When I meet Gonsalves next , it is a Monday night, and the Delhi office of the Human Rights Law Network (HRLN) — which he founded in 1989 and has grown into India’s largest legal aid organisation — is almost empty. He’s in a meeting with some union representatives for a case about irregularities in elections. His clients raise a number of grievances with management, but he brusquely refuses to discuss anything that is not germane to the case at hand. It is an example of his pragmatism (here, he is more Atticus than Alan), borne out of learning the practice of law inside hostile courtrooms rather than classrooms. Biraj Patnaik, who worked with him on the right to food case, one of the longest running cases on economic and social issues in the world, feels this pragmatism is his greatest strength and a major reason the 13-year-long legal battle was successful. “Unlike other human rights lawyers, who I often find addressing the gallery, Colin’s singleminded purpose is moving the case forward with the bench,” says Patnaik.

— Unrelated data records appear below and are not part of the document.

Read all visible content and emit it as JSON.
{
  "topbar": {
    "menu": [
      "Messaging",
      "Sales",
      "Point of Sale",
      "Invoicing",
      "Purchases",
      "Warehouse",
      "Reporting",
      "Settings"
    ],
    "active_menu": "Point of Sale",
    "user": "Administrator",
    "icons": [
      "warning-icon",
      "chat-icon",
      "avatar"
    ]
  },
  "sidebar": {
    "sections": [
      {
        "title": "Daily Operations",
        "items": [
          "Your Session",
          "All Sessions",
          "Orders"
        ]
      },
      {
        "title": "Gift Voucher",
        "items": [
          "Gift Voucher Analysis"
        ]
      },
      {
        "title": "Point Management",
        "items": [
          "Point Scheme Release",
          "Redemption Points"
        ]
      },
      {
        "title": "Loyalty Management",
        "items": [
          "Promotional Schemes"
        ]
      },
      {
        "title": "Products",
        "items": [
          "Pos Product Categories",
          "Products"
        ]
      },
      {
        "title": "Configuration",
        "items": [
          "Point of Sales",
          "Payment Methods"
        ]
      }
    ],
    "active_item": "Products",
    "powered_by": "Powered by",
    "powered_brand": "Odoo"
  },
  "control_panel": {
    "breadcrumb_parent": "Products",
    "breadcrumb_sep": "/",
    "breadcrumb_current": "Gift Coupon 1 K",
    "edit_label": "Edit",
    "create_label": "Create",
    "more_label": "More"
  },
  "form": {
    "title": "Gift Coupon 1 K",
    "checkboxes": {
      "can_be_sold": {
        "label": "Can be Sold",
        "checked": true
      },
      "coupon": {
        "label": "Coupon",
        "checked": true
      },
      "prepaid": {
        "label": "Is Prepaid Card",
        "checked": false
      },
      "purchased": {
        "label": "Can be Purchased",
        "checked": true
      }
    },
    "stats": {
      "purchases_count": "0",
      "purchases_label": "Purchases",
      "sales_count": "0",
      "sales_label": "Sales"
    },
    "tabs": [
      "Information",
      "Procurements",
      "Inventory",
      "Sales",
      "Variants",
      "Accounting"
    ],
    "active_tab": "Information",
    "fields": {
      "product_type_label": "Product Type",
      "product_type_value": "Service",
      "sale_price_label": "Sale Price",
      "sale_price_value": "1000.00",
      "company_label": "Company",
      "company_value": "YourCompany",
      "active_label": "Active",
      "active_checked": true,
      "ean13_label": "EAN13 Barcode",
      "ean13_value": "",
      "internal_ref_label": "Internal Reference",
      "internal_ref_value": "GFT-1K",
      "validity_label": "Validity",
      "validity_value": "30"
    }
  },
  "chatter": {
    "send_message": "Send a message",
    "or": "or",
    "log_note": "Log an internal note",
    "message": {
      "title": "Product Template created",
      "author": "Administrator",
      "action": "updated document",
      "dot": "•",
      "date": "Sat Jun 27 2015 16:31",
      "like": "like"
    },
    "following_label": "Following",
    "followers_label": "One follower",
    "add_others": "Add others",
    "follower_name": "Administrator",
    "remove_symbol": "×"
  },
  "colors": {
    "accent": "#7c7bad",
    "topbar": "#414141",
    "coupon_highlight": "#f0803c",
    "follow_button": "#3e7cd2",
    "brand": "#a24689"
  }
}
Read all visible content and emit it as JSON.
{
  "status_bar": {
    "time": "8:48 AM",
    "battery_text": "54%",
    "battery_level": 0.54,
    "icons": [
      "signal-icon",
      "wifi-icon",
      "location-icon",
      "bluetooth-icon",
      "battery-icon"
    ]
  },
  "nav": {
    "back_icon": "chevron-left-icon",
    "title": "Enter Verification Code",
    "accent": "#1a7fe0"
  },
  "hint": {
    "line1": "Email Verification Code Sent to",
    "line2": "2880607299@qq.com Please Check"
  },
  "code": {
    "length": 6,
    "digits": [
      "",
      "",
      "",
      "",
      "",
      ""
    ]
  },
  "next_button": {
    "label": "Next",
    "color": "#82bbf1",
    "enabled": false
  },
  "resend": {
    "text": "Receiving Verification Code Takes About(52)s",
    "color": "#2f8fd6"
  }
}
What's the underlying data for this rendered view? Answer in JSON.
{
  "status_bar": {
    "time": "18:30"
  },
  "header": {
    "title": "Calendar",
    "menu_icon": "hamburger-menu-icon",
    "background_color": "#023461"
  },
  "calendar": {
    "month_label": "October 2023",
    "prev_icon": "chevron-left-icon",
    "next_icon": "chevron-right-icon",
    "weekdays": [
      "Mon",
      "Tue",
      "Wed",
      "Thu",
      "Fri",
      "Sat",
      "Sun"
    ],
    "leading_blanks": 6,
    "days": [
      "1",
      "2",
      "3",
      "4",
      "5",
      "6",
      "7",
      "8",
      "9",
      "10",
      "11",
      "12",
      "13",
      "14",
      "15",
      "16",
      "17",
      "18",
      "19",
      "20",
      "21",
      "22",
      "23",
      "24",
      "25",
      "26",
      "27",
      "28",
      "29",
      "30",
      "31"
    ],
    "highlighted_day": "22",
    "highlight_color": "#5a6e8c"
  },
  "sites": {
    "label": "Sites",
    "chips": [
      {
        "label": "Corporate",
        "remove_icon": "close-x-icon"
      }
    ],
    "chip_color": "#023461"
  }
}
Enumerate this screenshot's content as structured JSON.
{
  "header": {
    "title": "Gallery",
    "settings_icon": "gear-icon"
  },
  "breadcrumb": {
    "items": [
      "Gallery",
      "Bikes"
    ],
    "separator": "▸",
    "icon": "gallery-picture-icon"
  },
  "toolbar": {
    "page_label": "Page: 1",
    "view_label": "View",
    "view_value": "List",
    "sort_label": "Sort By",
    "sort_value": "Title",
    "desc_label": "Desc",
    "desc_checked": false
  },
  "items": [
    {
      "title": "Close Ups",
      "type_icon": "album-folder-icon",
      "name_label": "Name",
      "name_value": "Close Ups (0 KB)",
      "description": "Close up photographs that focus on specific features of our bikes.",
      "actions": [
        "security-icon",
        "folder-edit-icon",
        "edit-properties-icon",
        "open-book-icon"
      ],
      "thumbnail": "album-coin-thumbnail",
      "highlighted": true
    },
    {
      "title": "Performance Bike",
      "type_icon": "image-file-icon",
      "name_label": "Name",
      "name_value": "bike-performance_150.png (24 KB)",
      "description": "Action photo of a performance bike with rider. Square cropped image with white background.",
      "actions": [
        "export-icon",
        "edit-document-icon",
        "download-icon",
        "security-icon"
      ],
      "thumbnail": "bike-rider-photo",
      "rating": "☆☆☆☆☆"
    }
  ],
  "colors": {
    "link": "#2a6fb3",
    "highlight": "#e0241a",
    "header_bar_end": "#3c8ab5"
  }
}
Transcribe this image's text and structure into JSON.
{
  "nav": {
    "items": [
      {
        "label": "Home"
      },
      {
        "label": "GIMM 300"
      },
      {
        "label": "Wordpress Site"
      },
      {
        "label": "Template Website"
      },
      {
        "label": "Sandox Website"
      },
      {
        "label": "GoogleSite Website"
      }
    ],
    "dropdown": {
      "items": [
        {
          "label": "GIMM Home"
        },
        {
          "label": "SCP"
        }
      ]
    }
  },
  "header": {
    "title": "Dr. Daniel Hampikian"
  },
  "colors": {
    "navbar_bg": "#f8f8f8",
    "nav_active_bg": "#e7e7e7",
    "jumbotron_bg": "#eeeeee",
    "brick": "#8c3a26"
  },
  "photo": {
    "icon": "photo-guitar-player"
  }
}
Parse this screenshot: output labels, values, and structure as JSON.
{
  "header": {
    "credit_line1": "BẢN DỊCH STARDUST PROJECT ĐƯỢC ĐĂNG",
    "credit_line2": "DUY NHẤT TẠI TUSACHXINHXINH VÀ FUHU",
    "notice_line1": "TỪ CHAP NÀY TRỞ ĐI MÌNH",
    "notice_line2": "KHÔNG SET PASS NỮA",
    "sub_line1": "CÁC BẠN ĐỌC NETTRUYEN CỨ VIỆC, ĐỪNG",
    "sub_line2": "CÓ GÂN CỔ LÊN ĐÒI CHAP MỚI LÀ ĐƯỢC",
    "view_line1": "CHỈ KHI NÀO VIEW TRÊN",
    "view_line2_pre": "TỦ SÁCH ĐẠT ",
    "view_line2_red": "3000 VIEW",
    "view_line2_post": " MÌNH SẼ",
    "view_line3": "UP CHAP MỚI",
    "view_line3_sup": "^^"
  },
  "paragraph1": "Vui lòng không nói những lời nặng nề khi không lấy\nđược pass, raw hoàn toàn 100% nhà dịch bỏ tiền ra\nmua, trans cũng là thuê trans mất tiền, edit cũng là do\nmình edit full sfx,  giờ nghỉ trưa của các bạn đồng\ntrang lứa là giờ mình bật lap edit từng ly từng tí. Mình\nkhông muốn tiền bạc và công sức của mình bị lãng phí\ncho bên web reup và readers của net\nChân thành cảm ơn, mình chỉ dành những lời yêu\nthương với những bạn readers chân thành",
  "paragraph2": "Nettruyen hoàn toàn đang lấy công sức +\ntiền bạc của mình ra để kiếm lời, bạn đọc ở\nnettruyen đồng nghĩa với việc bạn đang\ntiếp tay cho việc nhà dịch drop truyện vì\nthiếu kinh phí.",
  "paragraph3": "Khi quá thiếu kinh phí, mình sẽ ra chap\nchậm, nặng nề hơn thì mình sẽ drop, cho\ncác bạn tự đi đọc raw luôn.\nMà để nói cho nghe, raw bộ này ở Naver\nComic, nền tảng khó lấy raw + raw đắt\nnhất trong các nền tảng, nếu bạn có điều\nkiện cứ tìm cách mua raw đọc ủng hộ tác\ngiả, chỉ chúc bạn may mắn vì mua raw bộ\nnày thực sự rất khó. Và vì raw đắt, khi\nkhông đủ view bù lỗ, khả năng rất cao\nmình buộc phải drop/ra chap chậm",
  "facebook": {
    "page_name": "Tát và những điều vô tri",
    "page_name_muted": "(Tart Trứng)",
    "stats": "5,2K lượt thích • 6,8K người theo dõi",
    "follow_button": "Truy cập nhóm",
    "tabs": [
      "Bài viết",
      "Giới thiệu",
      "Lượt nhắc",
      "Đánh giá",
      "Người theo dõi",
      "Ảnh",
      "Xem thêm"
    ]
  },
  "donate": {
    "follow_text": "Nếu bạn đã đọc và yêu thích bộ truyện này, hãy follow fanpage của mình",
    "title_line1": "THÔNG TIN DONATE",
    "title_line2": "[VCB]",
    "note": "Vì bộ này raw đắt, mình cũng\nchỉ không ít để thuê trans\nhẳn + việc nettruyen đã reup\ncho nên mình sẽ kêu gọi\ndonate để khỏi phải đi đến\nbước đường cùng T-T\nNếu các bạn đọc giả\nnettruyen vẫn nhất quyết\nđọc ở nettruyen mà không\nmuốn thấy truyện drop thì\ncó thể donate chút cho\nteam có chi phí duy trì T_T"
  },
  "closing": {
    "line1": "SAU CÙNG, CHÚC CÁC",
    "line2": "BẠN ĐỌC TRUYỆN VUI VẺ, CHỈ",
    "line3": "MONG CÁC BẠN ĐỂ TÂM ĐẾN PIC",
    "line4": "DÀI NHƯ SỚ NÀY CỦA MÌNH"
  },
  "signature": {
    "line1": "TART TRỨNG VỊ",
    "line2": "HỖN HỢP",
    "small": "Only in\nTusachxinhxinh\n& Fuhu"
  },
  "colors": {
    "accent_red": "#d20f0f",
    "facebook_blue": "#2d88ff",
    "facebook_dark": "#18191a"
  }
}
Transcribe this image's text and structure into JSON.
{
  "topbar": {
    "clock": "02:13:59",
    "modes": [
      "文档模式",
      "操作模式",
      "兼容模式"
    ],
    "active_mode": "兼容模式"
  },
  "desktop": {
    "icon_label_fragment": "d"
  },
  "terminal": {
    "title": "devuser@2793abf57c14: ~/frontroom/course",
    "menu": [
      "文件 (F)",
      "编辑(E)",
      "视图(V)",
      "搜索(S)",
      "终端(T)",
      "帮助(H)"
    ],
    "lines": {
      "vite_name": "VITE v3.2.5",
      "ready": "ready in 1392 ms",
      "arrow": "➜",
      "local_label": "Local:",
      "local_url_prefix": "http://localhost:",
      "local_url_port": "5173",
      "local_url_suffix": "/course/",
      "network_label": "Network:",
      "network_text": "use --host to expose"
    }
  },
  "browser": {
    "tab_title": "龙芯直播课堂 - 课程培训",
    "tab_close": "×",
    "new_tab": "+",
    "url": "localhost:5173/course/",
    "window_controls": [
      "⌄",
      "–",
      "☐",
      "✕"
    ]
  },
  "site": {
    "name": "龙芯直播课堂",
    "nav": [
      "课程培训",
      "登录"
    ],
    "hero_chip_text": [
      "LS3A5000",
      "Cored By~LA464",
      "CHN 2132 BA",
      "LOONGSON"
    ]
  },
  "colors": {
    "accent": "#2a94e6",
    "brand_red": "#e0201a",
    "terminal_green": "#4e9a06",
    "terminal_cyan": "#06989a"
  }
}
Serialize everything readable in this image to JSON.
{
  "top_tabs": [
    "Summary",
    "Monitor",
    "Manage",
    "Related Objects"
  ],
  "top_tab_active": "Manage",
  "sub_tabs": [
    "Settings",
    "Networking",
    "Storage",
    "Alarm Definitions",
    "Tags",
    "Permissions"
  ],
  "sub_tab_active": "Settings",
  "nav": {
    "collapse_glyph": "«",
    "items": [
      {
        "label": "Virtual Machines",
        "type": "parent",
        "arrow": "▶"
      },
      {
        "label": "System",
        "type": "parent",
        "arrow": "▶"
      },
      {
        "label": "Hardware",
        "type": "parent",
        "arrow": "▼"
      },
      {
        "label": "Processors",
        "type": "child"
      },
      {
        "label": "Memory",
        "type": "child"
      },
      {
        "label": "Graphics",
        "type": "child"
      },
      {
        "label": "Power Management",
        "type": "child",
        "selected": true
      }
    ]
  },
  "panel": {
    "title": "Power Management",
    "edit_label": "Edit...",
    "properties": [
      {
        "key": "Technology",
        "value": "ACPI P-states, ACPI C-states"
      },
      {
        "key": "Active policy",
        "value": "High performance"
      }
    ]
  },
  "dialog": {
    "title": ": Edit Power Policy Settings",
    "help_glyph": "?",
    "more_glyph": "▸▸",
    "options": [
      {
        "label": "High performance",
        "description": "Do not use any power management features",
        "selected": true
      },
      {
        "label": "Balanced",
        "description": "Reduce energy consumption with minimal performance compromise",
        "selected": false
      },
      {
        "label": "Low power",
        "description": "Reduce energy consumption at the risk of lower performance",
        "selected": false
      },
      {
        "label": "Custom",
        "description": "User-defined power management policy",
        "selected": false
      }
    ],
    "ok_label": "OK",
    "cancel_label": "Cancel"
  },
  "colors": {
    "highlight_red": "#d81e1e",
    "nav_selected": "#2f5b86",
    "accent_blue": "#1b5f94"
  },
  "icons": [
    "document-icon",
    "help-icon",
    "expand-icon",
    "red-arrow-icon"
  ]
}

Over the years, little has changed with Gonsalves’ work ethic (co-workers and interns agree he is a hard taskmaster; already, as the clients leave, he calls to ask his stenographer and another lawyer to be in office by 8 am the next day); he is in the office at 7 am and rarely leaves before 10 pm. But the late nights, he says, are not only because of the quantum of work: he takes three hours, between 4 and 7 pm to take his two-year-old daughter Tara (“The greatest thing to ever happen to me”) to the nearby Lodhi Gardens to play. “I suppose there’s much to be said for the revolutionary way,” he says, “where every breath is dedicated to revolution. But — and I’m realising this late in life — there’s also much to be said for the activist who also brings up a family; it gives that person a very rounded view of life.” Fatherhood has also made tangible the hitherto abstract concepts of reforming education and cleaning up the environment in Delhi, a city he moved to in 2001 (on a whim, naturally; “I knew no one in the city,” he says. “I had no work for over a year.”), in order to be able to argue in the SC.
The pressures of family, however, haven’t made the lure of money any more effective for Gonsalves. The HRLN, for one, primarily works pro bono, rarely refusing a case (“bad luck”) and taking a fee only if the client can afford one. “I’ve never had a hankering for the big things,” he says. “I’m quite reconciled to the middle-class life I lead.” Supporting the organisation, however, has been difficult, as foreign funding, on which it relies (“The Indian private sector won’t touch us as we’re a political hot potato”), has dried up. Gonsalves regrets not being able to provide his employees health and accident insurance, rights he has fought for others to get.
Neither are his added responsibilities prompting any thoughts of retirement. “I won’t retire,” he says, “I love this work. I love the people who come with it, those who come with their petitions, with little hope other than that someone will be able to express their exasperation in court. These people will always inspire me, and as long as they do, there’s no dissatisfaction.” He will, he agrees, probably die behind his desk.